AIM OF THE EXERCISE =
A faithful copy of every entry, with the pictures removed, is what is needed here.

INFORMATION GIVEN =
[Start of section]

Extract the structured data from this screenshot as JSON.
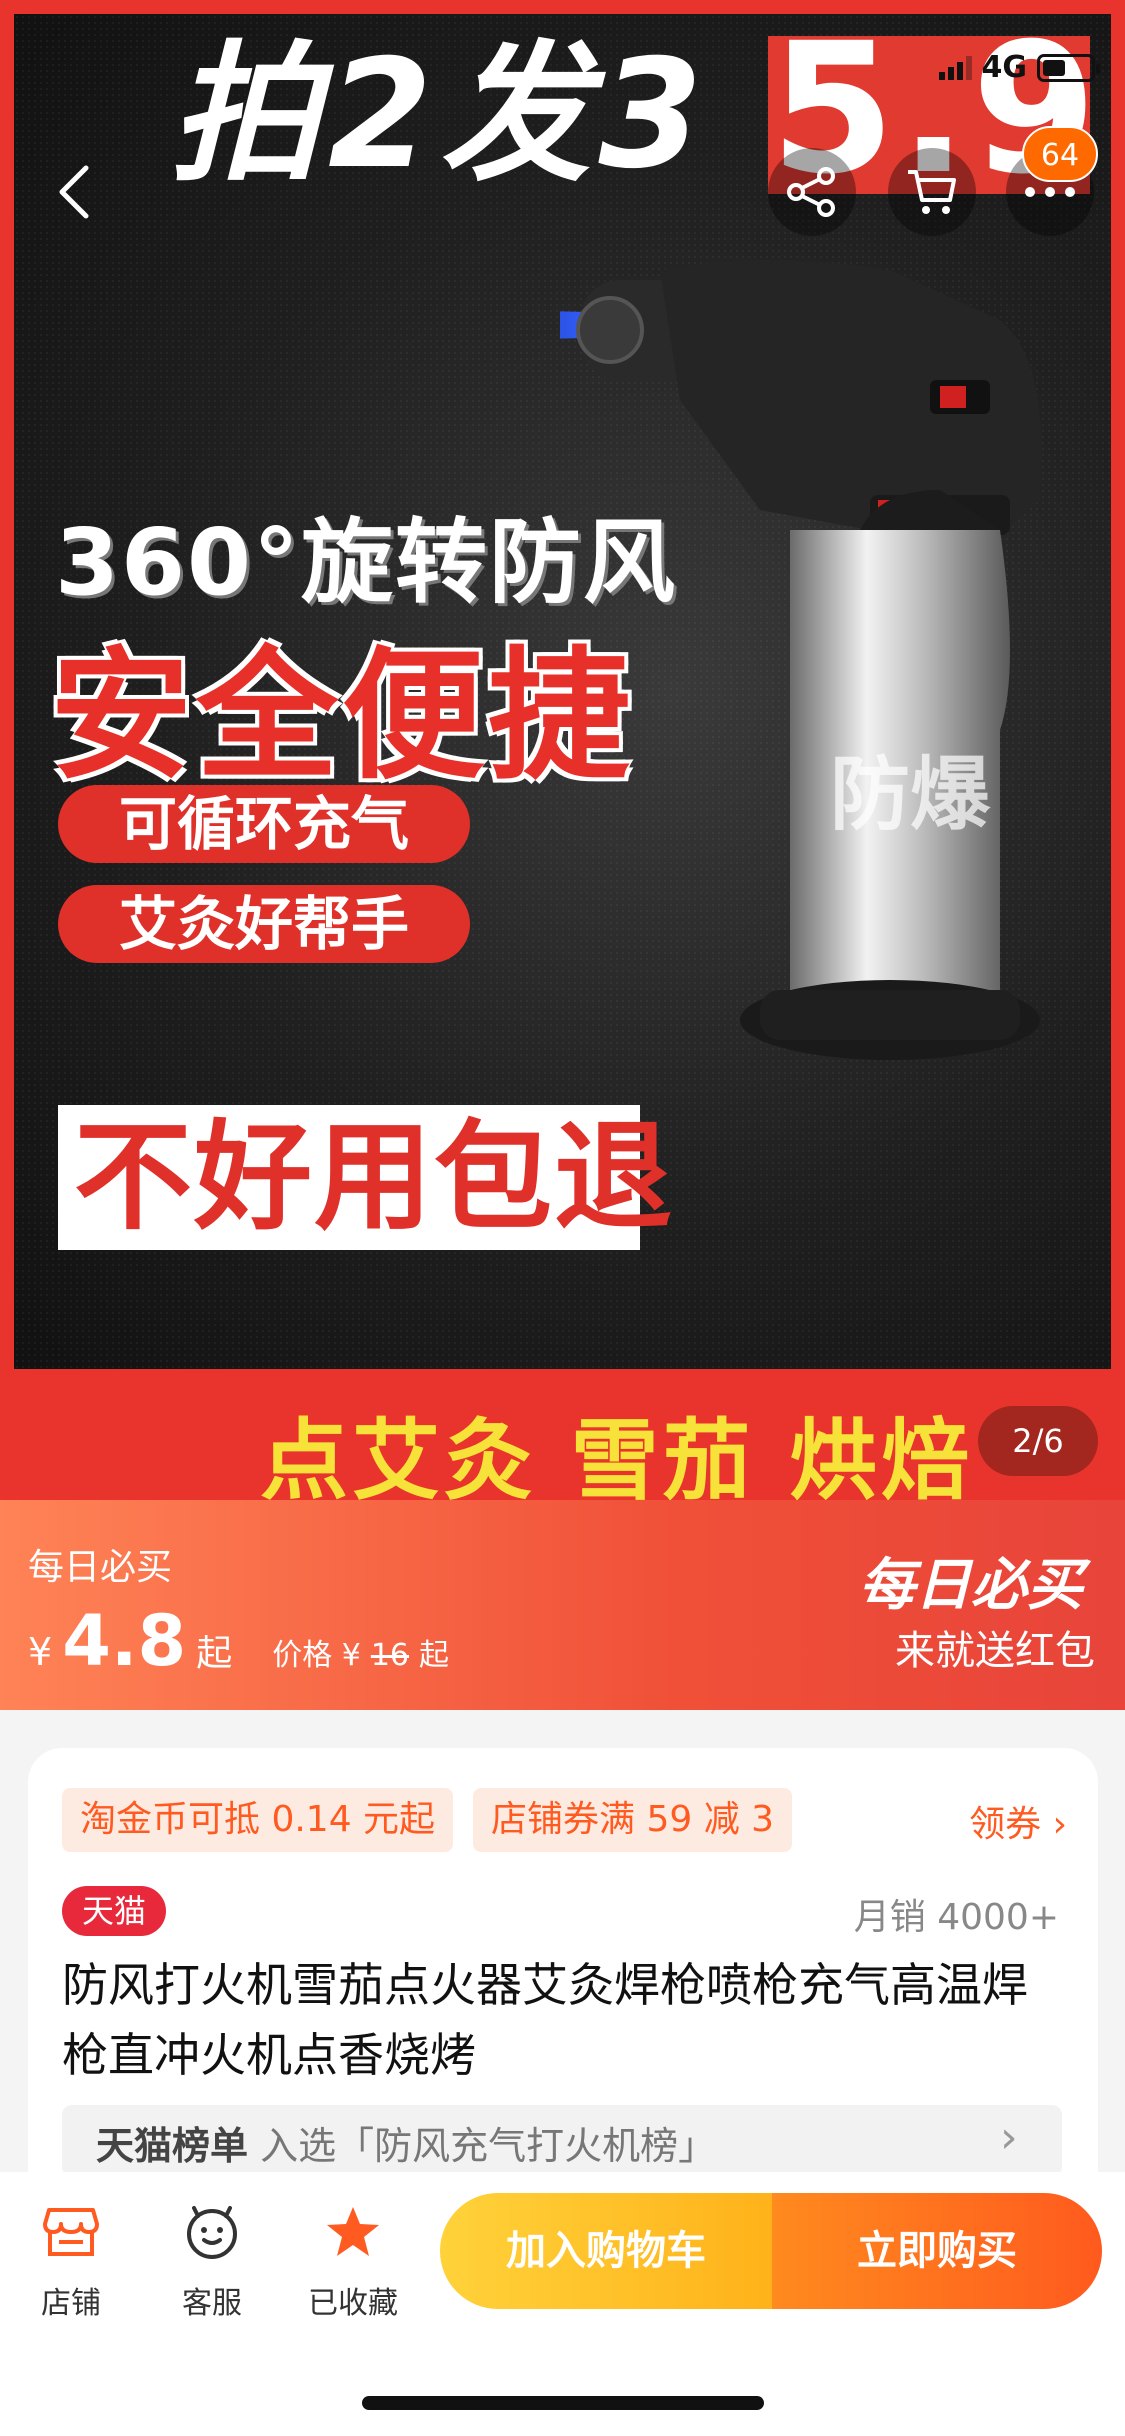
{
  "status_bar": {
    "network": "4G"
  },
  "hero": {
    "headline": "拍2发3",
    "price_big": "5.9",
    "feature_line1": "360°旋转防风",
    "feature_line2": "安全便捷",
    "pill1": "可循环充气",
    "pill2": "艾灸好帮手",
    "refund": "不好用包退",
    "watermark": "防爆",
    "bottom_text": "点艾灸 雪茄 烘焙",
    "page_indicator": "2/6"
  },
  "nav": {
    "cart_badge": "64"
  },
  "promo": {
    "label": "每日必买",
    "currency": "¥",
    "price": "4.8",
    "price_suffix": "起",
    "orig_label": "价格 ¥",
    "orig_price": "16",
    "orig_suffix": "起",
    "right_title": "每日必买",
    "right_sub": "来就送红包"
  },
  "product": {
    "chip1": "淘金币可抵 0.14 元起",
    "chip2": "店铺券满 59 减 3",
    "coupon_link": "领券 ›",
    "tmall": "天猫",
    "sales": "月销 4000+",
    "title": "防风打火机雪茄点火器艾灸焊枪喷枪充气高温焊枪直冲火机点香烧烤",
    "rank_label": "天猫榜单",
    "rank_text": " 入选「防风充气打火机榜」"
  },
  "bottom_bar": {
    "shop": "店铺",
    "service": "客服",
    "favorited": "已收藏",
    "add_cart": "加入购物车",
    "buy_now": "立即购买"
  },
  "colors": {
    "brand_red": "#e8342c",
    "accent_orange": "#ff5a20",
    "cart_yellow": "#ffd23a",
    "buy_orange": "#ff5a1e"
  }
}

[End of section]

PROBLEM SOLUTION =
Extract the structured data from this screenshot as JSON.
{
  "status_bar": {
    "network": "4G"
  },
  "hero": {
    "headline": "拍2发3",
    "price_big": "5.9",
    "feature_line1": "360°旋转防风",
    "feature_line2": "安全便捷",
    "pill1": "可循环充气",
    "pill2": "艾灸好帮手",
    "refund": "不好用包退",
    "watermark": "防爆",
    "bottom_text": "点艾灸 雪茄 烘焙",
    "page_indicator": "2/6"
  },
  "nav": {
    "cart_badge": "64"
  },
  "promo": {
    "label": "每日必买",
    "currency": "¥",
    "price": "4.8",
    "price_suffix": "起",
    "orig_label": "价格 ¥",
    "orig_price": "16",
    "orig_suffix": "起",
    "right_title": "每日必买",
    "right_sub": "来就送红包"
  },
  "product": {
    "chip1": "淘金币可抵 0.14 元起",
    "chip2": "店铺券满 59 减 3",
    "coupon_link": "领券 ›",
    "tmall": "天猫",
    "sales": "月销 4000+",
    "title": "防风打火机雪茄点火器艾灸焊枪喷枪充气高温焊枪直冲火机点香烧烤",
    "rank_label": "天猫榜单",
    "rank_text": " 入选「防风充气打火机榜」"
  },
  "bottom_bar": {
    "shop": "店铺",
    "service": "客服",
    "favorited": "已收藏",
    "add_cart": "加入购物车",
    "buy_now": "立即购买"
  },
  "colors": {
    "brand_red": "#e8342c",
    "accent_orange": "#ff5a20",
    "cart_yellow": "#ffd23a",
    "buy_orange": "#ff5a1e"
  }
}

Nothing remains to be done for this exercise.